Activity
Calculate how many lines in the following records hold the word "قبول", and report that number without comment.

Data
- - - -

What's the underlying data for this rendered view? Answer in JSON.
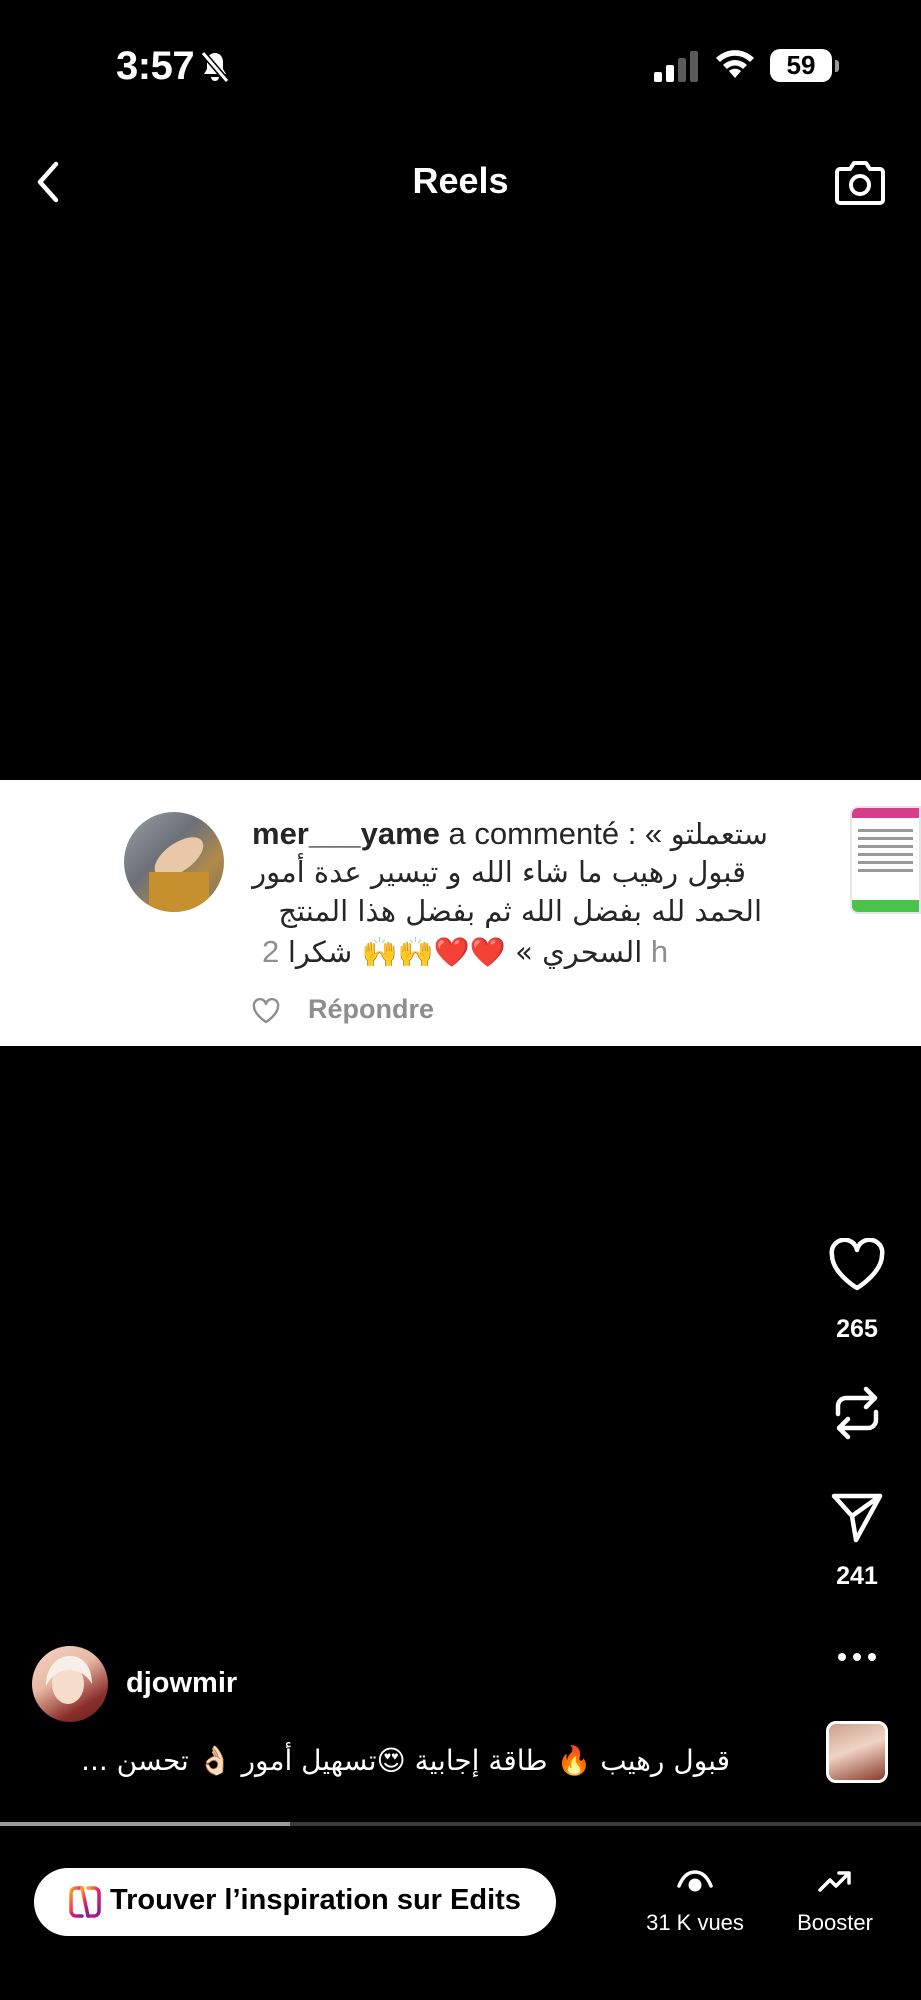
{
  "status_bar": {
    "time": "3:57",
    "battery": "59"
  },
  "header": {
    "title": "Reels"
  },
  "comment": {
    "username": "mer___yame",
    "action": " a commenté : «",
    "text_line1": "ستعملتو",
    "text_line2": "قبول رهيب ما شاء الله و تيسير عدة أمور",
    "text_line3": "الحمد لله بفضل الله ثم بفضل هذا المنتج",
    "text_line4": "السحري » ❤️❤️🙌🙌 شكرا",
    "time": "2 h",
    "reply_label": "Répondre"
  },
  "actions": {
    "likes": "265",
    "shares": "241"
  },
  "post": {
    "username": "djowmir",
    "caption": "قبول رهيب 🔥 طاقة إجابية 😍تسهيل أمور 👌🏻 تحسن ..."
  },
  "progress": {
    "fraction": 0.315
  },
  "bottom": {
    "edits_label": "Trouver l’inspiration sur Edits",
    "views_label": "31 K vues",
    "boost_label": "Booster"
  }
}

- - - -

Solution below
2